Some lines in the material below hold the word "text". Copy all of them.

■ Supplied records:
◇ ◇ ◇ ◇ ◇ ◇ ◇

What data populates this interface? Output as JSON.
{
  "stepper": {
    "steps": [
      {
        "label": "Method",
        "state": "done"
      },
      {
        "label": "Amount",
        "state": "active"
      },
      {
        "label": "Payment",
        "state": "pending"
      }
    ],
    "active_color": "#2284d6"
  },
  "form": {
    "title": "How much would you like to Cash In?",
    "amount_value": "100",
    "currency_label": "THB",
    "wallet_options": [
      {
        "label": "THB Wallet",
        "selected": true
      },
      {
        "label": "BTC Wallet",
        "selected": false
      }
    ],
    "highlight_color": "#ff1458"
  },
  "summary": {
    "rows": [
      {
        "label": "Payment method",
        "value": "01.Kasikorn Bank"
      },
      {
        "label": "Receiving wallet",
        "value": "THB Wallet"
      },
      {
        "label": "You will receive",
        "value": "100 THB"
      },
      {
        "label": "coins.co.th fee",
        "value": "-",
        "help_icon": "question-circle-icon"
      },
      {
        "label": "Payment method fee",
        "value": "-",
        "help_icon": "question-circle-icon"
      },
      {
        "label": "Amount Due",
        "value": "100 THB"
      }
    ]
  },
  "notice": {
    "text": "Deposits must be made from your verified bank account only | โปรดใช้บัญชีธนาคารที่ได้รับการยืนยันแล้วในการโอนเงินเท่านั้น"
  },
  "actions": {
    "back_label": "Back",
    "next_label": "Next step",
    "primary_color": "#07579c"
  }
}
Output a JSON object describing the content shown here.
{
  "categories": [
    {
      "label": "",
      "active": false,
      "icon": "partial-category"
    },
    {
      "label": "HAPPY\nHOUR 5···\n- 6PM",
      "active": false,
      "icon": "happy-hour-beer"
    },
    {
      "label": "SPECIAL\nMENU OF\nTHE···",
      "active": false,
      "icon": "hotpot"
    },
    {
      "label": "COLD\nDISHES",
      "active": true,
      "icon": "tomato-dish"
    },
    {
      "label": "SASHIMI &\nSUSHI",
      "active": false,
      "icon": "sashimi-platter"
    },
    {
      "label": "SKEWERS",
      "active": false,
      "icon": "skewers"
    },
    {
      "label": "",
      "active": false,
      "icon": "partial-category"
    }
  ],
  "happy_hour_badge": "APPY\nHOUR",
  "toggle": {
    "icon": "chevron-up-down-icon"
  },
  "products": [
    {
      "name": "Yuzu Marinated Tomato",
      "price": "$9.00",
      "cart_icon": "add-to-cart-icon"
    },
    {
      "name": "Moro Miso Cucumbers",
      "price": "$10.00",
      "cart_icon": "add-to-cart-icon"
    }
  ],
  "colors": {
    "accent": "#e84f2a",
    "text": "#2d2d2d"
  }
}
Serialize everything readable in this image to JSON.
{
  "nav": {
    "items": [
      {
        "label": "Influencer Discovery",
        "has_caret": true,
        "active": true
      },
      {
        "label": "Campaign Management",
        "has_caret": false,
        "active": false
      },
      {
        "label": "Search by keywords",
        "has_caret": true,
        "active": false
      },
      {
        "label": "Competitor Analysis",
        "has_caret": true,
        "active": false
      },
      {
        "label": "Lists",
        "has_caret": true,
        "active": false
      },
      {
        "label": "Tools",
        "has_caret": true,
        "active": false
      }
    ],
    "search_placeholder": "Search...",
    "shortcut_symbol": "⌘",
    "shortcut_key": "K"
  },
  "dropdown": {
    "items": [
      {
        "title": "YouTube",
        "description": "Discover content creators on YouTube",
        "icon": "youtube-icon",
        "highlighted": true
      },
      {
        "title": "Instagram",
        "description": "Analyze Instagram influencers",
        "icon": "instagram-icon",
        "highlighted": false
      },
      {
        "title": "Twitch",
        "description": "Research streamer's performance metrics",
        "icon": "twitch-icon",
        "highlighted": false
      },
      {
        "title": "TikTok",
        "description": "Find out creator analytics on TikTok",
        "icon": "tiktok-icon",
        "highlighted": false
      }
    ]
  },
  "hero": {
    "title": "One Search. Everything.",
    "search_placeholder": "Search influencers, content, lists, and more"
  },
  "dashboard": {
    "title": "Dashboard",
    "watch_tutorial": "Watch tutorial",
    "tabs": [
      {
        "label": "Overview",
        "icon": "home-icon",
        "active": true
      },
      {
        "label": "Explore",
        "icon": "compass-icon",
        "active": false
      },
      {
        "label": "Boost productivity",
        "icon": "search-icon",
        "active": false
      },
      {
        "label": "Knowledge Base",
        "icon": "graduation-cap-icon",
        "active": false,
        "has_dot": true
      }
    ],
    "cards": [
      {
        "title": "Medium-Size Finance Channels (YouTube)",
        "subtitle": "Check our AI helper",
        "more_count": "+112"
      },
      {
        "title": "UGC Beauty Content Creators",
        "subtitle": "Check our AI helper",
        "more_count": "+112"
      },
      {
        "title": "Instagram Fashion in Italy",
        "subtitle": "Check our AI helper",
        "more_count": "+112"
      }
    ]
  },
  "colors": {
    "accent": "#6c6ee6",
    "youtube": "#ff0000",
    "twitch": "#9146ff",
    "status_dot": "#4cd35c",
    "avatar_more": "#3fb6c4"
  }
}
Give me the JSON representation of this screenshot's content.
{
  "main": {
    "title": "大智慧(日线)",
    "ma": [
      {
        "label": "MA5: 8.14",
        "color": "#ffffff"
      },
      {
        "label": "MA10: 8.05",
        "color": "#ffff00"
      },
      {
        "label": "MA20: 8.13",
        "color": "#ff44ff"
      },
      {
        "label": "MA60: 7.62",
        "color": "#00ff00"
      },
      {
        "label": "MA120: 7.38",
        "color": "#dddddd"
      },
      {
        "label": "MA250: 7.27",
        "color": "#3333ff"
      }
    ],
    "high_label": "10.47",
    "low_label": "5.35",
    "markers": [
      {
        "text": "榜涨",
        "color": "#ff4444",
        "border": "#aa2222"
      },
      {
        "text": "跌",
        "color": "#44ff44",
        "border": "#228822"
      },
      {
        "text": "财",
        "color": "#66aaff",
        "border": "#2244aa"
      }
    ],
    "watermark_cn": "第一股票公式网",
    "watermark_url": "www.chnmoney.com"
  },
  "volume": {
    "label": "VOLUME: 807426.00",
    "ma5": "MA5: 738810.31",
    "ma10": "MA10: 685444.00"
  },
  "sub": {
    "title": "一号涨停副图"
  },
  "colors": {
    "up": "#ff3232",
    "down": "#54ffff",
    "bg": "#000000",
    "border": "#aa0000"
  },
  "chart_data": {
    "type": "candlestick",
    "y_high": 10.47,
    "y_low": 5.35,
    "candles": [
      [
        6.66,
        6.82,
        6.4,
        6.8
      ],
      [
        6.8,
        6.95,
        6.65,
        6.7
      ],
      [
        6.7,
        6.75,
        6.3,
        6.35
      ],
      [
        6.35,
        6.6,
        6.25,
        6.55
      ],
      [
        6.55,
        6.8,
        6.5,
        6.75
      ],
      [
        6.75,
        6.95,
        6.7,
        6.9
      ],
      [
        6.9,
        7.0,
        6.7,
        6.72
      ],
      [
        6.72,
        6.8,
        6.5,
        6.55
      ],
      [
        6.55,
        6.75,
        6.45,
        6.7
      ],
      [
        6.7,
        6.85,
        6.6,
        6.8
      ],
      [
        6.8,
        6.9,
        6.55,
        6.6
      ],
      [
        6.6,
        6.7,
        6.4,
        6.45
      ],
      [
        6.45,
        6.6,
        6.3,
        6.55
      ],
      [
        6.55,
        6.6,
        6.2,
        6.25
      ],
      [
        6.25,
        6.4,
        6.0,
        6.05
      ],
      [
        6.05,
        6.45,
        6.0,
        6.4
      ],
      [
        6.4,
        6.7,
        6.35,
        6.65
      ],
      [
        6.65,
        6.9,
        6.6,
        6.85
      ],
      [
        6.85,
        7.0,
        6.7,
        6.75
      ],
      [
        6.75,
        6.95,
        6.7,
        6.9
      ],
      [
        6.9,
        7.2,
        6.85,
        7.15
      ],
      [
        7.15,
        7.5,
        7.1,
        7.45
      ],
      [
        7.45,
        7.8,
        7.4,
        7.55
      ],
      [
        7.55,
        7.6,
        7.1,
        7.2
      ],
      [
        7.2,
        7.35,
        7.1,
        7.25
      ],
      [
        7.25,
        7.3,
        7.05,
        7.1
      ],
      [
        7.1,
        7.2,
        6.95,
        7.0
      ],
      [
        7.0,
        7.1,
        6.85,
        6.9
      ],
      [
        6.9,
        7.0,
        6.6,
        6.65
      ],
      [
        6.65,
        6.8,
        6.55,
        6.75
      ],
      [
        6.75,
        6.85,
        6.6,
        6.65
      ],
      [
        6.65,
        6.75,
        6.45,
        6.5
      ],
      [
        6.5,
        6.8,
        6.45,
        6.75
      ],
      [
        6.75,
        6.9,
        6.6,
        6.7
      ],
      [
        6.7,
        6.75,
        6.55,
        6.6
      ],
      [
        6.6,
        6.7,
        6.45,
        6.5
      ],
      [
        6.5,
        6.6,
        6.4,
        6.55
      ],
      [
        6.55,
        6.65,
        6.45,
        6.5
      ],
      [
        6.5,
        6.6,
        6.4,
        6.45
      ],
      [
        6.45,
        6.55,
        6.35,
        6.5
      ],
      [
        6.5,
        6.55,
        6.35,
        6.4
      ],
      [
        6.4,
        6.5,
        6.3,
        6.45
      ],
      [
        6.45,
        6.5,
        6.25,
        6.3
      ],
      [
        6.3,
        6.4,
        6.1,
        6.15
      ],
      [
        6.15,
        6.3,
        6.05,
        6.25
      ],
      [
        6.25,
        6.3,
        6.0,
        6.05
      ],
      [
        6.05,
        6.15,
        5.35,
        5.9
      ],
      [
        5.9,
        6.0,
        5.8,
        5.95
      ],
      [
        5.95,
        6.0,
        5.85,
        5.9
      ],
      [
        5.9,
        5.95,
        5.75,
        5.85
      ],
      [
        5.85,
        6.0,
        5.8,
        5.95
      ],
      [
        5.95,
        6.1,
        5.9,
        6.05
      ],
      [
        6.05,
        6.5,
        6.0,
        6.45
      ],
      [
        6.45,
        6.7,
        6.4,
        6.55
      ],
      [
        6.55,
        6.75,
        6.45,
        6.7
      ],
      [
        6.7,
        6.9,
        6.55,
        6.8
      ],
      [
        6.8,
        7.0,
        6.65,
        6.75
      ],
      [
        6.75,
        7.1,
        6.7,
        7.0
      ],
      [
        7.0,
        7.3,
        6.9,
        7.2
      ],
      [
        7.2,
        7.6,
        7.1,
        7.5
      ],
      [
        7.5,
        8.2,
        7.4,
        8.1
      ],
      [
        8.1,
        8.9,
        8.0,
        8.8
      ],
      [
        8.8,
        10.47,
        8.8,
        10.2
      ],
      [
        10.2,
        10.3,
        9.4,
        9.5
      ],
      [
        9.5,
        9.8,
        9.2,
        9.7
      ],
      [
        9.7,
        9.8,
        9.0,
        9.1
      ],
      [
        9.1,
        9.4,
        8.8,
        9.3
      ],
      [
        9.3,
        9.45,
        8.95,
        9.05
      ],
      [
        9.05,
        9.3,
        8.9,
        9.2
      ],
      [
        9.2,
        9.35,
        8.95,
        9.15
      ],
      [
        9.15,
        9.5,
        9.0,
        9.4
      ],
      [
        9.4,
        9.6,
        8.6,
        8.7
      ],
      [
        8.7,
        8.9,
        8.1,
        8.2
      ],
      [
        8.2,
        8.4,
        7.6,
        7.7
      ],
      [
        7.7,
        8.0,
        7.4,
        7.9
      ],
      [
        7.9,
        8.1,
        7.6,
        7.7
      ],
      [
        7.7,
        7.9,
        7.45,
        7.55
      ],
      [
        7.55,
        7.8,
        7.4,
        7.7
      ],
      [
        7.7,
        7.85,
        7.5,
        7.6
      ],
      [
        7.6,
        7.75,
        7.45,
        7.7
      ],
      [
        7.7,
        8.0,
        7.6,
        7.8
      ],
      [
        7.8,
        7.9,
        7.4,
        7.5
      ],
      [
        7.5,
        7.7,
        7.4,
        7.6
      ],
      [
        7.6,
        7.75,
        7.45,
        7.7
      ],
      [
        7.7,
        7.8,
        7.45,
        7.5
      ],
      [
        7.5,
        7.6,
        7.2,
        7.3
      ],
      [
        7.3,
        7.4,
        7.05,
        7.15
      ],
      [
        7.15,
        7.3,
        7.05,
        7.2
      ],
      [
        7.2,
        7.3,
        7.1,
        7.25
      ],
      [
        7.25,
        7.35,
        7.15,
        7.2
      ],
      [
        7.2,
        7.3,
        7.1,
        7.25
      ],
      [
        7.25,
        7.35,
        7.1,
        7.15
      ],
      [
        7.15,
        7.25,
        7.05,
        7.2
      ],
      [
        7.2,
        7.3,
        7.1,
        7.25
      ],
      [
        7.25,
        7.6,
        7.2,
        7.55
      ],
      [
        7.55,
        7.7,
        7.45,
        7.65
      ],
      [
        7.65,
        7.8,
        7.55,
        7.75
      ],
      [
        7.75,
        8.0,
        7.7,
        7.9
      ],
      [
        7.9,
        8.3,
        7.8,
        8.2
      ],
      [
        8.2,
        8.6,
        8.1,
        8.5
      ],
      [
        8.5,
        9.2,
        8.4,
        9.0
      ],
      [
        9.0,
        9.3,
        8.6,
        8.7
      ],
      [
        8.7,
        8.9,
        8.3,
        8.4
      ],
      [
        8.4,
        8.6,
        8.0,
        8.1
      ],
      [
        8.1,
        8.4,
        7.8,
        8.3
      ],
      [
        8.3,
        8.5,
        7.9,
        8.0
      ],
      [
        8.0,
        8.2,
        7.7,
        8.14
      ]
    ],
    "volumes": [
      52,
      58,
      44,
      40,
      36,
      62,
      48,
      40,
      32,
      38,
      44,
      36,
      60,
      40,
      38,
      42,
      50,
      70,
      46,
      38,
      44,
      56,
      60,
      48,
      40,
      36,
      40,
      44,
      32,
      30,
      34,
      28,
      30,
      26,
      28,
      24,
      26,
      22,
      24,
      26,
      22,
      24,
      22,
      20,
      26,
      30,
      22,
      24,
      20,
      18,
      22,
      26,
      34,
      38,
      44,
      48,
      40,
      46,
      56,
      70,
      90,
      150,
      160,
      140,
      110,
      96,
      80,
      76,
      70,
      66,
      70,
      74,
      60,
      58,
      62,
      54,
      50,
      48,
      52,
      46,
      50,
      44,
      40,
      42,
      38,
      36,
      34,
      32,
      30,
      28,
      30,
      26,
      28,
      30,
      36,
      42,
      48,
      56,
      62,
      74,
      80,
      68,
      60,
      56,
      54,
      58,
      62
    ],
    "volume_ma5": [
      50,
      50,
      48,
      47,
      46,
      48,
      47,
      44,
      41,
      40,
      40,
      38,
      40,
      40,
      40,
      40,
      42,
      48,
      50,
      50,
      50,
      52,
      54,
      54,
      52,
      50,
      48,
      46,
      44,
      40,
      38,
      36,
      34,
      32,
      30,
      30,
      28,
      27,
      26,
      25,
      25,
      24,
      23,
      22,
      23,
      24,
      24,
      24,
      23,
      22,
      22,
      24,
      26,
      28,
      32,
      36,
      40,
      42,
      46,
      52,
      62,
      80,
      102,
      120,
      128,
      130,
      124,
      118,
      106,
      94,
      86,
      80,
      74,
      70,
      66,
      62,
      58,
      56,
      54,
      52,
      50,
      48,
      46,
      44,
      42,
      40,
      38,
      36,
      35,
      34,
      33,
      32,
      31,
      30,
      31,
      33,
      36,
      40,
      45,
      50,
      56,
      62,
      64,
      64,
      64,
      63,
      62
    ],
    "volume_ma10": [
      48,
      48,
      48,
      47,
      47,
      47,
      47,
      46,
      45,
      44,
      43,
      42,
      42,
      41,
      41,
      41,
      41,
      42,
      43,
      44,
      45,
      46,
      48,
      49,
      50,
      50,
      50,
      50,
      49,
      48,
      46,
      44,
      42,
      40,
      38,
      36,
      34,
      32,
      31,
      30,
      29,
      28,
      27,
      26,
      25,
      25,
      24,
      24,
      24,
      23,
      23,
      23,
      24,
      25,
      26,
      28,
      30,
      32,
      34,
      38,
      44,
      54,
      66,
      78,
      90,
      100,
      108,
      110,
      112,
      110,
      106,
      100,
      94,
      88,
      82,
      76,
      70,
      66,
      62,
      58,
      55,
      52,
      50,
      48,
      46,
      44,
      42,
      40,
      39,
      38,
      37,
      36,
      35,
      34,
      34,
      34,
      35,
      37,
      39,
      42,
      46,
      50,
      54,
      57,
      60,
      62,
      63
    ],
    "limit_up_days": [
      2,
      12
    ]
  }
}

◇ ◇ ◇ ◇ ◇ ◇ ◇

■ Result:
    "text": "Deposits must be made from your verified bank account only | โปรดใช้บัญชีธนาคารที่ได้รับการยืนยันแล้วในการโอนเงินเท่านั้น"
    "text": "#2d2d2d"
        "text": "榜涨",
        "text": "跌",
        "text": "财",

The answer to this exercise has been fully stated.